September 22, 2017

Salt Used On Winter Roads Is Creating An Environmental Problem

snowy roads

Salt used on snow and ice covered roads is resulting in too much sodium in nearby bodies of water

The primary method for improving driving safety on public and private roads and walkways is having a negative impact on the environment according to numerous studies. For 60 sixty years, we have depended on salt, or sodium chloride, to add traction on snow and ice covered roads and walkways. This has led to an annual increase in the average sodium concentration in major bodies of water in areas such as New York, Pennsylvania and New Jersey, among others.

Levels of sodium at water department’s intakes in cities such as Philadelphia already exceed the levels published as “guidance levels” by the U.S. Environmental Protection Agency and American Heart Association. Fortunately, departments can switch to intakes with water of a lower sanity level, balancing out the sodium levels.

If the current method continues unchanged, however, experts agree that serious environmental impact will be felt. Water supplies could be adversely impacted and aquatic life will suffer from the increased sodium levels.

Governments are now faced with a choice of determining where to focus shrinking public funds: treatment for water containing high levels of sodium or lower environmentally impacting deicers for roads.

Some states have already made shifts to more efficient solutions. For instance, in both New Jersey and Pennsylvania, crews have started using a salty brine solution ahead of time. The solution, a liquid, sticks better to bare pavement and delays ice from forming.

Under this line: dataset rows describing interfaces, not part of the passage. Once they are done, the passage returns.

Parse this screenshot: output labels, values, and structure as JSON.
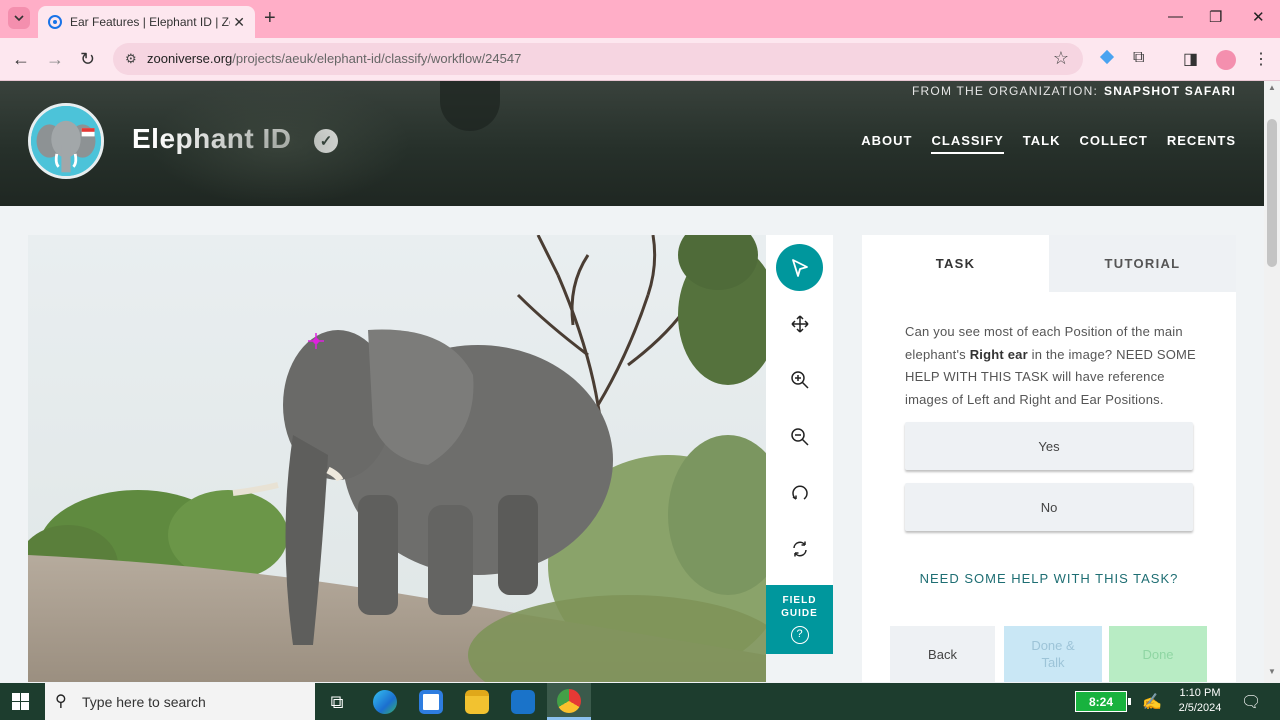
{
  "browser": {
    "tab_title": "Ear Features | Elephant ID | Zoo",
    "url_host": "zooniverse.org",
    "url_path": "/projects/aeuk/elephant-id/classify/workflow/24547"
  },
  "header": {
    "org_prefix": "FROM THE ORGANIZATION:",
    "org_name": "SNAPSHOT SAFARI",
    "project_title": "Elephant ID",
    "nav": [
      "ABOUT",
      "CLASSIFY",
      "TALK",
      "COLLECT",
      "RECENTS"
    ],
    "active_nav": "CLASSIFY"
  },
  "tools": {
    "items": [
      "pointer-icon",
      "move-icon",
      "zoom-in-icon",
      "zoom-out-icon",
      "rotate-icon",
      "reset-icon"
    ],
    "field_guide_line1": "FIELD",
    "field_guide_line2": "GUIDE",
    "field_guide_icon": "?"
  },
  "panel": {
    "tab_task": "TASK",
    "tab_tutorial": "TUTORIAL",
    "question_1": "Can you see most of each Position of the main elephant's ",
    "question_bold": "Right ear",
    "question_2": " in the image? NEED SOME HELP WITH THIS TASK will have reference images of Left and Right and Ear Positions.",
    "answers": [
      "Yes",
      "No"
    ],
    "help_link": "NEED SOME HELP WITH THIS TASK?",
    "back": "Back",
    "done_talk_1": "Done &",
    "done_talk_2": "Talk",
    "done": "Done"
  },
  "taskbar": {
    "search_placeholder": "Type here to search",
    "battery": "8:24",
    "time": "1:10 PM",
    "date": "2/5/2024"
  },
  "colors": {
    "teal_accent": "#00979d",
    "tabbar_pink": "#ffaec7",
    "hero_dark": "#26302a"
  }
}
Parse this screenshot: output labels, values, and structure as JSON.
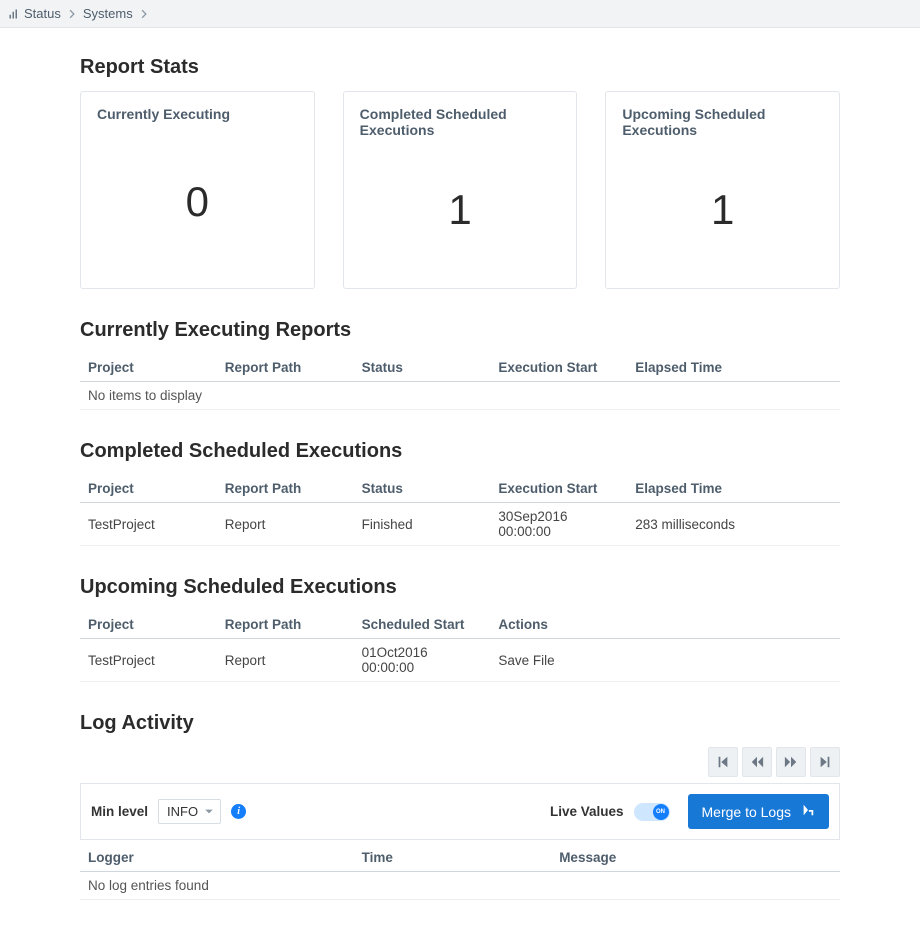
{
  "breadcrumb": {
    "item1": "Status",
    "item2": "Systems"
  },
  "sections": {
    "report_stats_title": "Report Stats",
    "currently_executing_reports_title": "Currently Executing Reports",
    "completed_scheduled_title": "Completed Scheduled Executions",
    "upcoming_scheduled_title": "Upcoming Scheduled Executions",
    "log_activity_title": "Log Activity"
  },
  "cards": [
    {
      "title": "Currently Executing",
      "value": "0"
    },
    {
      "title": "Completed Scheduled Executions",
      "value": "1"
    },
    {
      "title": "Upcoming Scheduled Executions",
      "value": "1"
    }
  ],
  "tables": {
    "currently_executing": {
      "headers": [
        "Project",
        "Report Path",
        "Status",
        "Execution Start",
        "Elapsed Time"
      ],
      "empty_msg": "No items to display"
    },
    "completed": {
      "headers": [
        "Project",
        "Report Path",
        "Status",
        "Execution Start",
        "Elapsed Time"
      ],
      "rows": [
        {
          "project": "TestProject",
          "report_path": "Report",
          "status": "Finished",
          "start": "30Sep2016 00:00:00",
          "elapsed": "283 milliseconds"
        }
      ]
    },
    "upcoming": {
      "headers": [
        "Project",
        "Report Path",
        "Scheduled Start",
        "Actions"
      ],
      "rows": [
        {
          "project": "TestProject",
          "report_path": "Report",
          "start": "01Oct2016 00:00:00",
          "actions": "Save File"
        }
      ]
    },
    "log_activity": {
      "headers": [
        "Logger",
        "Time",
        "Message"
      ],
      "empty_msg": "No log entries found"
    }
  },
  "log_filter": {
    "min_level_label": "Min level",
    "min_level_value": "INFO",
    "live_values_label": "Live Values",
    "live_values_on": true,
    "toggle_text": "ON",
    "merge_button_label": "Merge to Logs"
  }
}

Studies continue by experts to determine better ways to maintain road safety during extreme weather conditions while decreasing the impact on the environment.